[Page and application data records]
'''

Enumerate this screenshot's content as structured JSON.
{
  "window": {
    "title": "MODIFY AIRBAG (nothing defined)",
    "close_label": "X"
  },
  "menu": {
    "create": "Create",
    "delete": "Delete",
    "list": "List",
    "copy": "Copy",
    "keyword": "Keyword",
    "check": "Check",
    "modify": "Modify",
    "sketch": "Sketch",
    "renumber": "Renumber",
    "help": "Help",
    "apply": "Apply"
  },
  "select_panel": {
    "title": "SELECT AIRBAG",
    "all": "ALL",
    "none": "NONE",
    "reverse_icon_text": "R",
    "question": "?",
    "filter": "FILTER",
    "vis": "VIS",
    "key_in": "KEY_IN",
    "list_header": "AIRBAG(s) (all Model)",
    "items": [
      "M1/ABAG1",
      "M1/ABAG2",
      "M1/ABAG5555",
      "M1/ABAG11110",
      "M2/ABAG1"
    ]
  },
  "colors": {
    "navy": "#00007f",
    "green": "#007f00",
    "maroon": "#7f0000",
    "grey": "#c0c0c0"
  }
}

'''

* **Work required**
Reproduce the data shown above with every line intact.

* **Written response**
Enumerate this screenshot's content as structured JSON.
{
  "window": {
    "title": "MODIFY AIRBAG (nothing defined)",
    "close_label": "X"
  },
  "menu": {
    "create": "Create",
    "delete": "Delete",
    "list": "List",
    "copy": "Copy",
    "keyword": "Keyword",
    "check": "Check",
    "modify": "Modify",
    "sketch": "Sketch",
    "renumber": "Renumber",
    "help": "Help",
    "apply": "Apply"
  },
  "select_panel": {
    "title": "SELECT AIRBAG",
    "all": "ALL",
    "none": "NONE",
    "reverse_icon_text": "R",
    "question": "?",
    "filter": "FILTER",
    "vis": "VIS",
    "key_in": "KEY_IN",
    "list_header": "AIRBAG(s) (all Model)",
    "items": [
      "M1/ABAG1",
      "M1/ABAG2",
      "M1/ABAG5555",
      "M1/ABAG11110",
      "M2/ABAG1"
    ]
  },
  "colors": {
    "navy": "#00007f",
    "green": "#007f00",
    "maroon": "#7f0000",
    "grey": "#c0c0c0"
  }
}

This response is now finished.